So what kind of skills should the humans have if they want a job training animals? Above all, trainers must be extremely dedicated. While humans may celebrate holidays such as Christmas or New Year’s Eve, animals do not. Rain or shine, holiday or summer break, trainers must be there for those in their care. Despite the massive commitment required for Mrs. Boyd’s job as Behavior Husbandry Manager, however, she has been able to participate in many travelling opportunities. With the Zoo, Mrs. Boyd has visited places such as Singapore, Africa, Australia, Spain, and Germany.
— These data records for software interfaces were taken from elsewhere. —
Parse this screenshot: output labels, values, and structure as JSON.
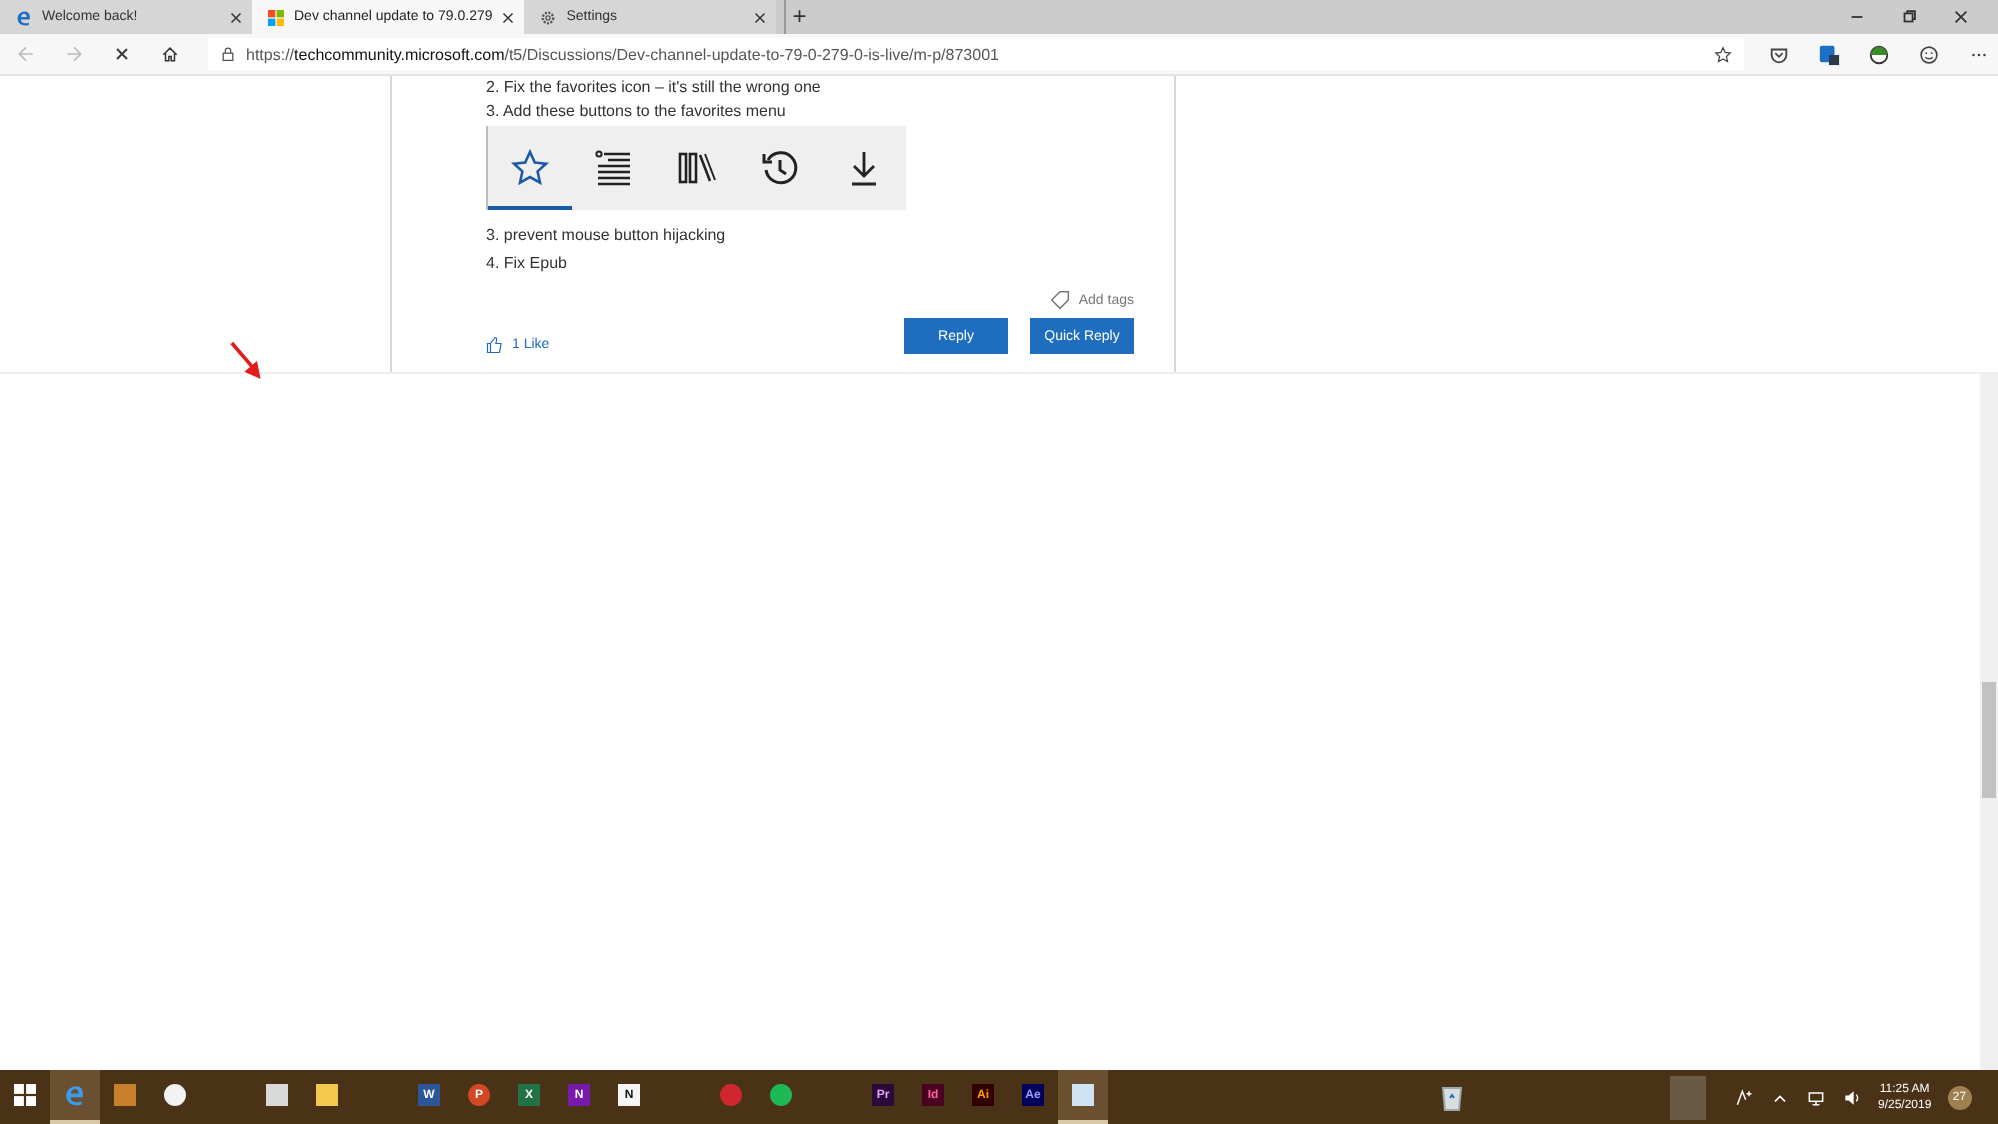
{
  "browser": {
    "tabs": [
      {
        "title": "Welcome back!",
        "kind": "edge",
        "selected": false
      },
      {
        "title": "Dev channel update to 79.0.279",
        "kind": "windows",
        "selected": true
      },
      {
        "title": "Settings",
        "kind": "gear",
        "selected": false
      }
    ],
    "new_tab": "+",
    "address": {
      "scheme": "https://",
      "host": "techcommunity.microsoft.com",
      "path": "/t5/Discussions/Dev-channel-update-to-79-0-279-0-is-live/m-p/873001"
    }
  },
  "post": {
    "lines_before": [
      "2. Fix the favorites icon – it's still the wrong one",
      "3. Add these buttons to the favorites menu"
    ],
    "toolbar_image": [
      {
        "kind": "star",
        "selected": true
      },
      {
        "kind": "list",
        "selected": false
      },
      {
        "kind": "library",
        "selected": false
      },
      {
        "kind": "history",
        "selected": false
      },
      {
        "kind": "download",
        "selected": false
      }
    ],
    "lines_after": [
      "3. prevent mouse button hijacking",
      "4. Fix Epub"
    ],
    "add_tags": "Add tags",
    "like": "1 Like",
    "buttons": [
      "Reply",
      "Quick Reply"
    ]
  },
  "taskbar": {
    "groups": [
      [
        {
          "kind": "start",
          "selected": false
        },
        {
          "kind": "edge",
          "selected": true
        },
        {
          "kind": "tile",
          "color": "#c8812a",
          "selected": false
        },
        {
          "kind": "round",
          "color": "#f2f2f2",
          "selected": false
        }
      ],
      [
        {
          "kind": "tile",
          "color": "#d9d9d9",
          "selected": false
        },
        {
          "kind": "tile",
          "color": "#f2c94c",
          "selected": false
        }
      ],
      [
        {
          "kind": "tile",
          "color": "#2b579a",
          "label": "W",
          "selected": false
        },
        {
          "kind": "round",
          "color": "#d24726",
          "label": "P",
          "selected": false
        },
        {
          "kind": "tile",
          "color": "#217346",
          "label": "X",
          "selected": false
        },
        {
          "kind": "tile",
          "color": "#7719aa",
          "label": "N",
          "selected": false
        },
        {
          "kind": "tile",
          "color": "#f5f5f5",
          "label": "N",
          "selected": false
        }
      ],
      [
        {
          "kind": "round",
          "color": "#d0262f",
          "selected": false
        },
        {
          "kind": "round",
          "color": "#1db954",
          "selected": false
        }
      ],
      [
        {
          "kind": "tile",
          "color": "#2a0a3a",
          "label": "Pr",
          "selected": false
        },
        {
          "kind": "tile",
          "color": "#49021f",
          "label": "Id",
          "selected": false
        },
        {
          "kind": "tile",
          "color": "#330000",
          "label": "Ai",
          "selected": false
        },
        {
          "kind": "tile",
          "color": "#00005b",
          "label": "Ae",
          "selected": false
        },
        {
          "kind": "tile",
          "color": "#cfe3f3",
          "selected": true
        }
      ]
    ],
    "time": "11:25 AM",
    "date": "9/25/2019",
    "notifications": "27"
  }
}
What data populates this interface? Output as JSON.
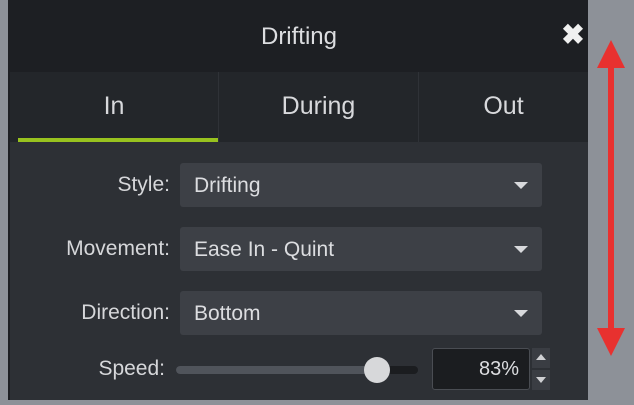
{
  "window": {
    "title": "Drifting",
    "close_icon": "close-icon"
  },
  "tabs": [
    {
      "label": "In",
      "active": true
    },
    {
      "label": "During",
      "active": false
    },
    {
      "label": "Out",
      "active": false
    }
  ],
  "colors": {
    "active_tab_underline": "#98c21f",
    "annotation_arrow": "#e8312f"
  },
  "properties": {
    "style": {
      "label": "Style:",
      "value": "Drifting"
    },
    "movement": {
      "label": "Movement:",
      "value": "Ease In - Quint"
    },
    "direction": {
      "label": "Direction:",
      "value": "Bottom"
    },
    "speed": {
      "label": "Speed:",
      "value": "83%",
      "level": 0.83
    }
  },
  "annotation": {
    "icon": "double-headed-vertical-arrow"
  }
}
If these aspects of Mrs. Boyd’s job appeal to anyone, Mrs. Boyd recommends that those considering a job like hers should accumulate as much experience as they can before applying for the job. She makes the point that when applying to a job at the Zoo, it is more beneficial to have had a previous job with animals than to have worked somewhere like a restaurant. Volunteering with animal-related organizations and internships can also benefit someone’s resume by showing their dedication to the chosen career path.
The San Diego Zoo is one of the best zoos in the world, and all of its workers have applied much time and effort to get where they are today. Finding the perfect career path is not easy, but if you get out and get working, one day you might just find yourself in an enclosure with a fox or on the other side of a binturong’s leash.
Keira, Careers Team
Fall 2012, Week Two